By Barbara C. Attardo, CFP®, AEP®, CDFA®
Most of us think about the lifestyle we want when we retire, even if it’s still a long way off. We make all kinds of plans—to spend more time with the grandkids, learn to paint, get more involved in charity work, or travel the world. The list is endless! But have you thought about whether or not your finances will be able to support your plans and what you need to do now to make your retirement goals a reality? If you’re not sure, you’re not alone. Whether it’s a year, 10 years, or more away, it’s never too early or too late to start planning! The following steps will help you get started.
- Clarify your current situation
Take stock of where you are today. What is your current lifestyle? If you have no clue, don’t worry, most people don’t know!

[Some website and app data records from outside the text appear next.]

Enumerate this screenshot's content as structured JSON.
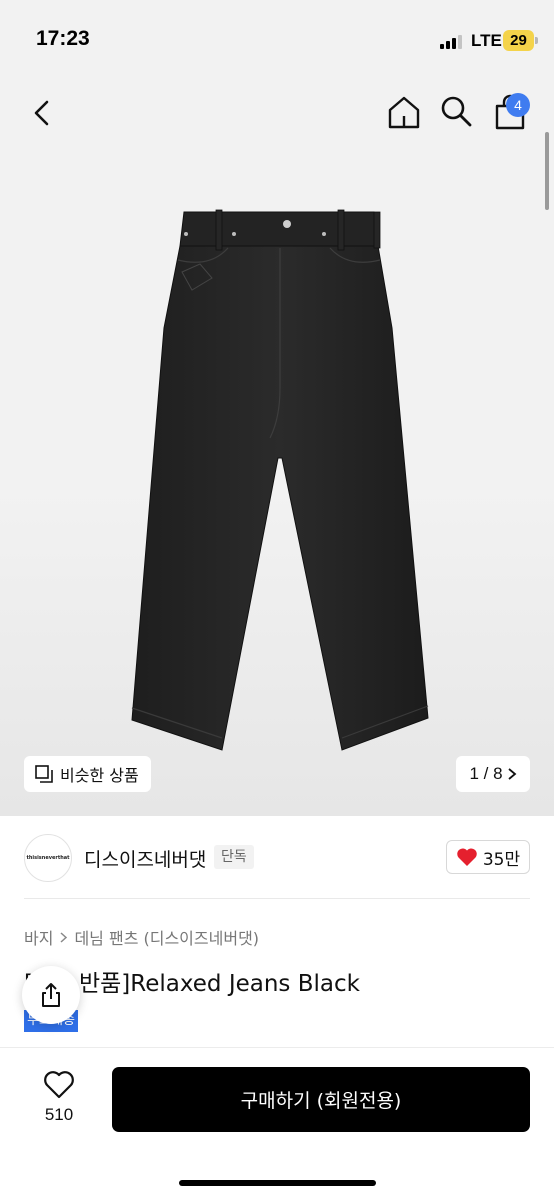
{
  "status_bar": {
    "time": "17:23",
    "network": "LTE",
    "battery": "29"
  },
  "header": {
    "back_icon": "chevron-left-icon",
    "home_icon": "home-icon",
    "search_icon": "search-icon",
    "bag_icon": "shopping-bag-icon",
    "bag_count": "4",
    "badge_color": "#3f7cf0"
  },
  "gallery": {
    "similar_label": "비슷한 상품",
    "page_indicator": "1 / 8"
  },
  "brand": {
    "name": "디스이즈네버댓",
    "tag": "단독",
    "logo_text": "thisisneverthat",
    "likes": "35만",
    "like_color": "#e5202e"
  },
  "breadcrumb": {
    "items": [
      "바지",
      "데님 팬츠 (디스이즈네버댓)"
    ]
  },
  "product": {
    "title_prefix": "[",
    "title_visible": "반품]Relaxed Jeans Black",
    "badge": "무료배송",
    "badge_color": "#2f6fe8"
  },
  "bottom_bar": {
    "wish_count": "510",
    "buy_label": "구매하기 (회원전용)"
  }
}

Let’s start with a few simple questions: at the end of each month (or year) do you have money left over? Add up your current sources of income (things like salary, bonus, rental income, and part-time work). Then take a look at your spending. Are you saving regularly or coming up short and withdrawing from savings or accruing credit card debt? (Look at your debt carefully to understand what it is really costing you, i.e., interest payments.) By keeping track of your monthly expenses you can calculate your current annual lifestyle and find out if you have money left over to invest. If you have large expenditures on the horizon (home renovations, college tuition, etc.), do you have a plan for how to pay for them? And, more importantly, can you afford them?
Take a snapshot of where you are financially today by identifying and locating your assets (investments, real estate, etc.) and liabilities. It’s a good idea to calculate your total net worth (what you have minus what you owe). Include all of your various investment and retirement accounts and don’t forget your old 401(k) that you left with a prior employer.
- Revisit those retirement dreams, but think about the practical side too
As you dream about the opportunities retirement could afford you, consider questions such as when to begin retirement, if you’ll stay in your current home or downsize, and if you’d like a vacation home or plan to travel. Is your current investment strategy aligned with your long-term goals and consistent with an appropriate level of risk? Begin to form your short and long-term objectives and think about how you’ll achieve them.
- Determine what financial resources and expenses you may have in retirement
Consider the following questions:
- Should you increase or maximize your retirement contributions?
- Are you taking advantage of all the benefits your current employer is offering?
- Can you save more?
- What assets might you have in the future (real estate, retirement accounts, investment accounts, etc.)?
- What is a reasonable rate of return to expect on your investments?
- Do you anticipate receiving an inheritance or needing to support an elderly parent or family member?
- Do you plan to work part time?
- Which of your current expenses will decrease or be eliminated when you reach retirement (e.g., commuting costs, payroll taxes, life insurance, etc.) and which expenses will likely increase in retirement (e.g., travel, medical costs, etc.)?
- Are you and/or your spouse entitled to social security benefits? Do you or your spouse have any deferred income (annuity, pension, or deferred compensation package from your employer)?
- What income will you have in retirement?
- What kind of medical coverage will you need?
Planning for retirement is as much an art as a science, and this is not a comprehensive primer. There is no one right path for everybody! Be aware of the trade-offs as you try to find the right balance between living your life today and providing long-term financial security for yourself and your family.
If you are finding the whole process a bit overwhelming, enlist the help of professionals. They can provide the assistance you need to take stock of your current situation, clarify your personal goals for retirement, and create a roadmap to help you get there so you can build a financially secure future.
Print version: Getting Serious About Retirement Planning